### YOUR ASSIGNMENT
Would you print all of the entries word for word?

[Items from an interface collection]
__________________________________________________
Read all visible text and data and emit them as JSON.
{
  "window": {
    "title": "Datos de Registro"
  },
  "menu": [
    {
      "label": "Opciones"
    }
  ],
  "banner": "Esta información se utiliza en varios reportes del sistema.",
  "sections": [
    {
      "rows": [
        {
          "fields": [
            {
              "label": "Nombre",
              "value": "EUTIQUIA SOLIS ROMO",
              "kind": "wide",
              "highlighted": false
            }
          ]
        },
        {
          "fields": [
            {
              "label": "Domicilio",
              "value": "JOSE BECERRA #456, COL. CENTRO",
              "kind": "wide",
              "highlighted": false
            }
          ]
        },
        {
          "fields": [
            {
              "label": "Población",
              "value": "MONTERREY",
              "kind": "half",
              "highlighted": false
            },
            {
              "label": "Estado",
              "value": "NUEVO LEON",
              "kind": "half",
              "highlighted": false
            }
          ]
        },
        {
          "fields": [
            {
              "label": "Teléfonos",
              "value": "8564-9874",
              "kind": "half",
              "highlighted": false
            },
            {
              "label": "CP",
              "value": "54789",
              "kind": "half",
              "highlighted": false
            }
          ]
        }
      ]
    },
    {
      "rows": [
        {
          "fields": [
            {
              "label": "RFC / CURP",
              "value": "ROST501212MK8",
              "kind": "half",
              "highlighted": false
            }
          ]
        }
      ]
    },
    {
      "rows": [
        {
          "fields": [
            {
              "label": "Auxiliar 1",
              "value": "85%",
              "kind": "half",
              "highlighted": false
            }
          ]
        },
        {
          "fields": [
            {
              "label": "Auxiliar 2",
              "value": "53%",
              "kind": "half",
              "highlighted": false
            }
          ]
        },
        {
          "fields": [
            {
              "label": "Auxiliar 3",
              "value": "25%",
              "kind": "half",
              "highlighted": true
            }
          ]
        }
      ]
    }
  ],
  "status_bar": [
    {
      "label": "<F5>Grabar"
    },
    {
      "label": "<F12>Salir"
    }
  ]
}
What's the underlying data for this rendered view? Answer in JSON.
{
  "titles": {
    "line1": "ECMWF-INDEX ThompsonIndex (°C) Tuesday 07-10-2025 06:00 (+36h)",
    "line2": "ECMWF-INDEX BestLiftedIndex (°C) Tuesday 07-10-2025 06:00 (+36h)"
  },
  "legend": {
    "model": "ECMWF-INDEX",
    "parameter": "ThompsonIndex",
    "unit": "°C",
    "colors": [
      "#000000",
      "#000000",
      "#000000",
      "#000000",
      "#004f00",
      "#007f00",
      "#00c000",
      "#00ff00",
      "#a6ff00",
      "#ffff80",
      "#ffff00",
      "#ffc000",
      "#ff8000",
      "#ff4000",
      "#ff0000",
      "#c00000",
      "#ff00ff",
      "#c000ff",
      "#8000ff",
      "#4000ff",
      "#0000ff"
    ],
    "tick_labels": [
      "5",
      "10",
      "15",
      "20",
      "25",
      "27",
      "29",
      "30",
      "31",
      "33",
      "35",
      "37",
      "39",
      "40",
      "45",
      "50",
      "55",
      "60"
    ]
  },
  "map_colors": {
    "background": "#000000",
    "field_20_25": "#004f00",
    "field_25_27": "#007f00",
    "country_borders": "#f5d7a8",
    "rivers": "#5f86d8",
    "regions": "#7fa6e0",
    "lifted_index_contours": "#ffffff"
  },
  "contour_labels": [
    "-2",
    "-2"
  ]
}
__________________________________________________
### REPLY TO THE TASK
Read all visible text and data and emit them as JSON.
{
  "window": {
    "title": "Datos de Registro"
  },
  "menu": [
    {
      "label": "Opciones"
    }
  ],
  "banner": "Esta información se utiliza en varios reportes del sistema.",
  "sections": [
    {
      "rows": [
        {
          "fields": [
            {
              "label": "Nombre",
              "value": "EUTIQUIA SOLIS ROMO",
              "kind": "wide",
              "highlighted": false
            }
          ]
        },
        {
          "fields": [
            {
              "label": "Domicilio",
              "value": "JOSE BECERRA #456, COL. CENTRO",
              "kind": "wide",
              "highlighted": false
            }
          ]
        },
        {
          "fields": [
            {
              "label": "Población",
              "value": "MONTERREY",
              "kind": "half",
              "highlighted": false
            },
            {
              "label": "Estado",
              "value": "NUEVO LEON",
              "kind": "half",
              "highlighted": false
            }
          ]
        },
        {
          "fields": [
            {
              "label": "Teléfonos",
              "value": "8564-9874",
              "kind": "half",
              "highlighted": false
            },
            {
              "label": "CP",
              "value": "54789",
              "kind": "half",
              "highlighted": false
            }
          ]
        }
      ]
    },
    {
      "rows": [
        {
          "fields": [
            {
              "label": "RFC / CURP",
              "value": "ROST501212MK8",
              "kind": "half",
              "highlighted": false
            }
          ]
        }
      ]
    },
    {
      "rows": [
        {
          "fields": [
            {
              "label": "Auxiliar 1",
              "value": "85%",
              "kind": "half",
              "highlighted": false
            }
          ]
        },
        {
          "fields": [
            {
              "label": "Auxiliar 2",
              "value": "53%",
              "kind": "half",
              "highlighted": false
            }
          ]
        },
        {
          "fields": [
            {
              "label": "Auxiliar 3",
              "value": "25%",
              "kind": "half",
              "highlighted": true
            }
          ]
        }
      ]
    }
  ],
  "status_bar": [
    {
      "label": "<F5>Grabar"
    },
    {
      "label": "<F12>Salir"
    }
  ]
}
What's the underlying data for this rendered view? Answer in JSON.
{
  "titles": {
    "line1": "ECMWF-INDEX ThompsonIndex (°C) Tuesday 07-10-2025 06:00 (+36h)",
    "line2": "ECMWF-INDEX BestLiftedIndex (°C) Tuesday 07-10-2025 06:00 (+36h)"
  },
  "legend": {
    "model": "ECMWF-INDEX",
    "parameter": "ThompsonIndex",
    "unit": "°C",
    "colors": [
      "#000000",
      "#000000",
      "#000000",
      "#000000",
      "#004f00",
      "#007f00",
      "#00c000",
      "#00ff00",
      "#a6ff00",
      "#ffff80",
      "#ffff00",
      "#ffc000",
      "#ff8000",
      "#ff4000",
      "#ff0000",
      "#c00000",
      "#ff00ff",
      "#c000ff",
      "#8000ff",
      "#4000ff",
      "#0000ff"
    ],
    "tick_labels": [
      "5",
      "10",
      "15",
      "20",
      "25",
      "27",
      "29",
      "30",
      "31",
      "33",
      "35",
      "37",
      "39",
      "40",
      "45",
      "50",
      "55",
      "60"
    ]
  },
  "map_colors": {
    "background": "#000000",
    "field_20_25": "#004f00",
    "field_25_27": "#007f00",
    "country_borders": "#f5d7a8",
    "rivers": "#5f86d8",
    "regions": "#7fa6e0",
    "lifted_index_contours": "#ffffff"
  },
  "contour_labels": [
    "-2",
    "-2"
  ]
}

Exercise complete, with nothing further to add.